WHAT NEEDS TO BE DONE: From the listing, collect all lines containing the word "User".
_ _ _ _
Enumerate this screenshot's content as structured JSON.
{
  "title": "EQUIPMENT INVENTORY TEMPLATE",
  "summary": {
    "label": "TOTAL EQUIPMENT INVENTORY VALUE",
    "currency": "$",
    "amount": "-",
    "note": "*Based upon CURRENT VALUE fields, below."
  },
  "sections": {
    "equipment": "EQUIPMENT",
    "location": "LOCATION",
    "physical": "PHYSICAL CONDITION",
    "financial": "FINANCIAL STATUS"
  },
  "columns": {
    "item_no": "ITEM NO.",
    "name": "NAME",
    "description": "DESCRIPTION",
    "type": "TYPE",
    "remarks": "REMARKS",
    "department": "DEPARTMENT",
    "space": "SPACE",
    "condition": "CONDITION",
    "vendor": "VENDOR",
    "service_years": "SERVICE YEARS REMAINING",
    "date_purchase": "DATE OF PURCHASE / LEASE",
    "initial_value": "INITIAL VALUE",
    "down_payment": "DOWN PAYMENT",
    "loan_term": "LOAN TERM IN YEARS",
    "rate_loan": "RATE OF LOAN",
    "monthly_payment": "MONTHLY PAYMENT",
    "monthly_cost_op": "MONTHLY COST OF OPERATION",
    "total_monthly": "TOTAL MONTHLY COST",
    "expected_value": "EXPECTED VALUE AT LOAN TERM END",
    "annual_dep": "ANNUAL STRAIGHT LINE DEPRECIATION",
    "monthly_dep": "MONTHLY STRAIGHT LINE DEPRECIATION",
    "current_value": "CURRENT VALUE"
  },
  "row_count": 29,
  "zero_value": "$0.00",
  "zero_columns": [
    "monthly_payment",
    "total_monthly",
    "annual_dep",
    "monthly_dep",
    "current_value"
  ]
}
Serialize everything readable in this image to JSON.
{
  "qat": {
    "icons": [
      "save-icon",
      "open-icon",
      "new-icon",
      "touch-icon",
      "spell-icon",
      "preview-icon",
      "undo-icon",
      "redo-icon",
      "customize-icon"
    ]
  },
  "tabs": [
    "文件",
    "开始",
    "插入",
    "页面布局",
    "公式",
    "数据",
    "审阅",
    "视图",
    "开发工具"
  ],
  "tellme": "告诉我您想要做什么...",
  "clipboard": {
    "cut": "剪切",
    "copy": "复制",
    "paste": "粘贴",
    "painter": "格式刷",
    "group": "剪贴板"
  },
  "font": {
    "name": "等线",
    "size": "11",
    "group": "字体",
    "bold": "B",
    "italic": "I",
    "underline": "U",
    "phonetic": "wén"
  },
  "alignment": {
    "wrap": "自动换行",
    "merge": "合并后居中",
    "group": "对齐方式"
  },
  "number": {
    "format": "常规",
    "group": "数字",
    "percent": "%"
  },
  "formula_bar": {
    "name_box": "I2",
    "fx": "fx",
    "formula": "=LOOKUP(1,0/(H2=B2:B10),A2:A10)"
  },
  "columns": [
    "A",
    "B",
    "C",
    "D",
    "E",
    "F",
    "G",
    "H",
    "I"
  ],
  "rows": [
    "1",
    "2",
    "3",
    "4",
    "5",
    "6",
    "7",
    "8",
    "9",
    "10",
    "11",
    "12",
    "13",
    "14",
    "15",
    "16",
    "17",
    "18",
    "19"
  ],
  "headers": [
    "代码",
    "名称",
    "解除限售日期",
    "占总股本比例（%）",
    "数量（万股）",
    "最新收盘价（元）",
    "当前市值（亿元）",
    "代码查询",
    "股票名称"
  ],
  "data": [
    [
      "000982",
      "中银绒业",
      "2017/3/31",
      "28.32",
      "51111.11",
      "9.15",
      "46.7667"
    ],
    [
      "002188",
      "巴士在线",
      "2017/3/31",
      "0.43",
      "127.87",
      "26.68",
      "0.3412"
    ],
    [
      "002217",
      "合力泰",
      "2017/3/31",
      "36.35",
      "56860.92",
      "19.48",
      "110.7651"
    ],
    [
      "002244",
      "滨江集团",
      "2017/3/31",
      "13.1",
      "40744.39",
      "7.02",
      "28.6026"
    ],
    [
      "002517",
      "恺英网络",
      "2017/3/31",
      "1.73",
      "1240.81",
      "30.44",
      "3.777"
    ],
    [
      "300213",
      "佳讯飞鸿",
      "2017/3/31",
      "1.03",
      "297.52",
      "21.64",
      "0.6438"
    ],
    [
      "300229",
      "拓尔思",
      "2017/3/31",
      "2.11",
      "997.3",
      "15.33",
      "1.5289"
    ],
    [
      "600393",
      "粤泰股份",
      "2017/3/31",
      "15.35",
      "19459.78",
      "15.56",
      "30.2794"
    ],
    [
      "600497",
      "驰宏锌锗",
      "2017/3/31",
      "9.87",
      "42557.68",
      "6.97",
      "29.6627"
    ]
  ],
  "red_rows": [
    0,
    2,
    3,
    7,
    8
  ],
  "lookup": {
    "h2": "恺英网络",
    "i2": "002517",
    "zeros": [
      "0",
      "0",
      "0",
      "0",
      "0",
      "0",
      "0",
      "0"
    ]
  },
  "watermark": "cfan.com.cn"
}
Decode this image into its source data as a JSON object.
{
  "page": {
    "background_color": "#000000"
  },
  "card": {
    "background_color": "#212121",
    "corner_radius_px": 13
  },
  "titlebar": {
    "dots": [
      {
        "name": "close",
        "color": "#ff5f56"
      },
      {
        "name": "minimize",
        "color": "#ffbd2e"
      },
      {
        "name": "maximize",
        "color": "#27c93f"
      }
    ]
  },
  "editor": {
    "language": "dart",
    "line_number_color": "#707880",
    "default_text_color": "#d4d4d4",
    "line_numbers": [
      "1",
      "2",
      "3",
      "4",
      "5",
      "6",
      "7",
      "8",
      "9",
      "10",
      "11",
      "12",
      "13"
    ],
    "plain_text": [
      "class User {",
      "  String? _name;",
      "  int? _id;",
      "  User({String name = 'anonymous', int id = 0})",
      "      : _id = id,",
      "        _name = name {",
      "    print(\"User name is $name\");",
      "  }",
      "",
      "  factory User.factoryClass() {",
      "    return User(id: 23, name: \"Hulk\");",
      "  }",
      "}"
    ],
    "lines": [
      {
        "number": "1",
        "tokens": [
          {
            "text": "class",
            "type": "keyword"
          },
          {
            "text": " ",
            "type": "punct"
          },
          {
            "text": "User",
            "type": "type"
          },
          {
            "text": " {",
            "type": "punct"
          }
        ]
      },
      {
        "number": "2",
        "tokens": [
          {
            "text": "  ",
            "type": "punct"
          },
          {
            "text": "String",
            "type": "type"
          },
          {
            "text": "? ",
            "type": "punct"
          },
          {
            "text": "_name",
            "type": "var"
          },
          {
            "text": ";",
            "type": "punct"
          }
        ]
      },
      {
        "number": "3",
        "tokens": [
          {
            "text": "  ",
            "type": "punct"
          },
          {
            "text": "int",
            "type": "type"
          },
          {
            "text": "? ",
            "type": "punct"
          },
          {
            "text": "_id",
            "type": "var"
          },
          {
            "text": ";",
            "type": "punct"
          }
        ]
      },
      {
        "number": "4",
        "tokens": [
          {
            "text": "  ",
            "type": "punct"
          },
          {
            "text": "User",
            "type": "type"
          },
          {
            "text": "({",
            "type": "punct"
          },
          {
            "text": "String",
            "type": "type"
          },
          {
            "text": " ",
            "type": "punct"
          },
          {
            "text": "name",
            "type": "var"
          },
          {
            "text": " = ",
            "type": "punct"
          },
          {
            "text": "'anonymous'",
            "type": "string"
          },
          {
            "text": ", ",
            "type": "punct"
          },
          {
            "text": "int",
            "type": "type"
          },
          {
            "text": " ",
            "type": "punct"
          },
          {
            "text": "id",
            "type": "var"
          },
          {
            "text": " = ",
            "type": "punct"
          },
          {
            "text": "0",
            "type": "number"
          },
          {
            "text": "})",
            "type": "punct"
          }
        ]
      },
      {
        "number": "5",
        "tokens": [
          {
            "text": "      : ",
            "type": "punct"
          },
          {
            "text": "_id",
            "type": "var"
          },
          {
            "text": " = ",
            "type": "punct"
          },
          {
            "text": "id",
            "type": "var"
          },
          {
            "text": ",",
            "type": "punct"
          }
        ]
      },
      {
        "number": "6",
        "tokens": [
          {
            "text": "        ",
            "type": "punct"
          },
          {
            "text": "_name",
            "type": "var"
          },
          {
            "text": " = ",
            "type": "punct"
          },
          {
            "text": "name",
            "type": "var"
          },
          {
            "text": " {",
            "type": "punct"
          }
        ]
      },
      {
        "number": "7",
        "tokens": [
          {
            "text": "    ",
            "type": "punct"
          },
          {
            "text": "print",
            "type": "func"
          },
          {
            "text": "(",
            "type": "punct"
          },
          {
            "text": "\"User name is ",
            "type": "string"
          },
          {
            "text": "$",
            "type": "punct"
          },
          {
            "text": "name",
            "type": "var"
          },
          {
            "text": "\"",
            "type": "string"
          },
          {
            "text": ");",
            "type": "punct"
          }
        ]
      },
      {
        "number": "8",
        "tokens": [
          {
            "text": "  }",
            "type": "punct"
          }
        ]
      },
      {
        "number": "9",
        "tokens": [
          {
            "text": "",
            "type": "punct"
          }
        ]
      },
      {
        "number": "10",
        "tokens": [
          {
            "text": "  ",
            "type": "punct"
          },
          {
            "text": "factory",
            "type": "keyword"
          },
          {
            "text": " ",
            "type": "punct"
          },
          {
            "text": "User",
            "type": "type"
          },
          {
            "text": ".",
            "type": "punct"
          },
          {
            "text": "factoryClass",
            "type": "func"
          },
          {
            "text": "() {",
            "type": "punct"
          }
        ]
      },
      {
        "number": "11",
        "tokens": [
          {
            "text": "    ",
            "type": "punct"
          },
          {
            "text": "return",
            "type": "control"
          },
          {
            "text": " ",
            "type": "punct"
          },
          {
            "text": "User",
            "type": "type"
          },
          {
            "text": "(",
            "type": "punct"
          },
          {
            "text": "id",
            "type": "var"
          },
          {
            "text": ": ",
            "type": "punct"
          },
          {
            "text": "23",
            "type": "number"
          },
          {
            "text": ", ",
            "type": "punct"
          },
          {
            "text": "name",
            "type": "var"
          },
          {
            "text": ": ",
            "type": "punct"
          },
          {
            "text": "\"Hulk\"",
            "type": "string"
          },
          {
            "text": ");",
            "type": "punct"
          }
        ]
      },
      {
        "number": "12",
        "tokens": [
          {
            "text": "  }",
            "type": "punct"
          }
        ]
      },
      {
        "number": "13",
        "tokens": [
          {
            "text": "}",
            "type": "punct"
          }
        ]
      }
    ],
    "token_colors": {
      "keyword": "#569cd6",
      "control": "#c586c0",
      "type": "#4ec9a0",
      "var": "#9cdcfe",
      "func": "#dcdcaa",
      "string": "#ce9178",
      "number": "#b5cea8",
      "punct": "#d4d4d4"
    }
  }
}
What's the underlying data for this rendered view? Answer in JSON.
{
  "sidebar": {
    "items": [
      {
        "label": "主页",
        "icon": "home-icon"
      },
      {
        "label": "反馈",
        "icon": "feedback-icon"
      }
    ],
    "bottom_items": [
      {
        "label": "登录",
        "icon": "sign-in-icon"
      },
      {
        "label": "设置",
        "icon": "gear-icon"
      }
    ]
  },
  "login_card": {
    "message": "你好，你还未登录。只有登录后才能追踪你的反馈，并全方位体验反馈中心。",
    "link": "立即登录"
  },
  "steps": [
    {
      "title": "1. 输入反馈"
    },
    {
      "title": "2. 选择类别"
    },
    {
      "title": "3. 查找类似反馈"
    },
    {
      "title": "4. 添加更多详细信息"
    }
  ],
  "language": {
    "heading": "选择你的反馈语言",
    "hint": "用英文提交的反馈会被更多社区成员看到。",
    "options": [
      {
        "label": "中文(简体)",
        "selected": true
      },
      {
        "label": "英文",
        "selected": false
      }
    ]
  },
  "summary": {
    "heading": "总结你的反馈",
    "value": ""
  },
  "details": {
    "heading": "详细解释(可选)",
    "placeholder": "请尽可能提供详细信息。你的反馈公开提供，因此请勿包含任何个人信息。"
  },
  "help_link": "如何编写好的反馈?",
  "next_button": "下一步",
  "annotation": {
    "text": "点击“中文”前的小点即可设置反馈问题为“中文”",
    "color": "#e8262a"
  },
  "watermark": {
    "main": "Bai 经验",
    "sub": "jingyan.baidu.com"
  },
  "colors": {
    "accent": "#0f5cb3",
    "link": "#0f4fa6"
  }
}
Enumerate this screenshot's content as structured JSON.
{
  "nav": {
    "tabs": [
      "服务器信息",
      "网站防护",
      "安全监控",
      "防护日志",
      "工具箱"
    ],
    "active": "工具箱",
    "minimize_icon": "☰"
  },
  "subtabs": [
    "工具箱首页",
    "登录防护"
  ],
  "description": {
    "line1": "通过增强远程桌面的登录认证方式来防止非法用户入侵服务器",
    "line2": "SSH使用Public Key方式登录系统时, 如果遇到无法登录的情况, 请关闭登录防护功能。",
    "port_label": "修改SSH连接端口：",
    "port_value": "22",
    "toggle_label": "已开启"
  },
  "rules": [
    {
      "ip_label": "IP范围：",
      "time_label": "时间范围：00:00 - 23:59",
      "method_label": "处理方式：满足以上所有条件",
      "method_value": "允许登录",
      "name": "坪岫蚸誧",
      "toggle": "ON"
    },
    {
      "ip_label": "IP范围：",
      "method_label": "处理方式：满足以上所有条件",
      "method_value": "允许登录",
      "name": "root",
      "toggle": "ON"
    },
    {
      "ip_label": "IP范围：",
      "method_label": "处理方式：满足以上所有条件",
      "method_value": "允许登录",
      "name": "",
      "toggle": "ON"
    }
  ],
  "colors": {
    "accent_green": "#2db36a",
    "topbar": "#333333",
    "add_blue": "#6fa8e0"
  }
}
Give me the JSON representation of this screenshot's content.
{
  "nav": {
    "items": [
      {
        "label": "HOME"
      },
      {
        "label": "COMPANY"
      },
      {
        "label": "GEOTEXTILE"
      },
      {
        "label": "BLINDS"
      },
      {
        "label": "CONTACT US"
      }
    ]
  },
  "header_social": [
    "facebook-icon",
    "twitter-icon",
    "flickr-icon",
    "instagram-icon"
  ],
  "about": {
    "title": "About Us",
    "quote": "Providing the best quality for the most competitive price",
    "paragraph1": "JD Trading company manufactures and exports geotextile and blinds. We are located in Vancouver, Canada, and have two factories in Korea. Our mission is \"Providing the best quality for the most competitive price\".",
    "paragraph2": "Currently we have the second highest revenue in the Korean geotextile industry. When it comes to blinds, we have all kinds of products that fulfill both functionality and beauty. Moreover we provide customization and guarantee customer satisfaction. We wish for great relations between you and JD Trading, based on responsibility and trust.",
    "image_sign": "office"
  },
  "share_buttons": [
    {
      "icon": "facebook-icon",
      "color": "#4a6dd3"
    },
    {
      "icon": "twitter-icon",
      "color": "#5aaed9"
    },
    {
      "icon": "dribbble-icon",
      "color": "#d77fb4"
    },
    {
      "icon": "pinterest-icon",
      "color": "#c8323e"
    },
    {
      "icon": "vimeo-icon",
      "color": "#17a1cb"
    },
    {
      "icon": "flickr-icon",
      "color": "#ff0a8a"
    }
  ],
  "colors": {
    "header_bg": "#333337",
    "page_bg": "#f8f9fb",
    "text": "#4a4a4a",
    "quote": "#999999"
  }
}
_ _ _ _
EXERCISE RESULT:
      "class User {",
      "  User({String name = 'anonymous', int id = 0})",
      "    print(\"User name is $name\");",
      "  factory User.factoryClass() {",
      "    return User(id: 23, name: \"Hulk\");",
            "text": "User",
            "text": "User",
            "text": "\"User name is ",
            "text": "User",
            "text": "User",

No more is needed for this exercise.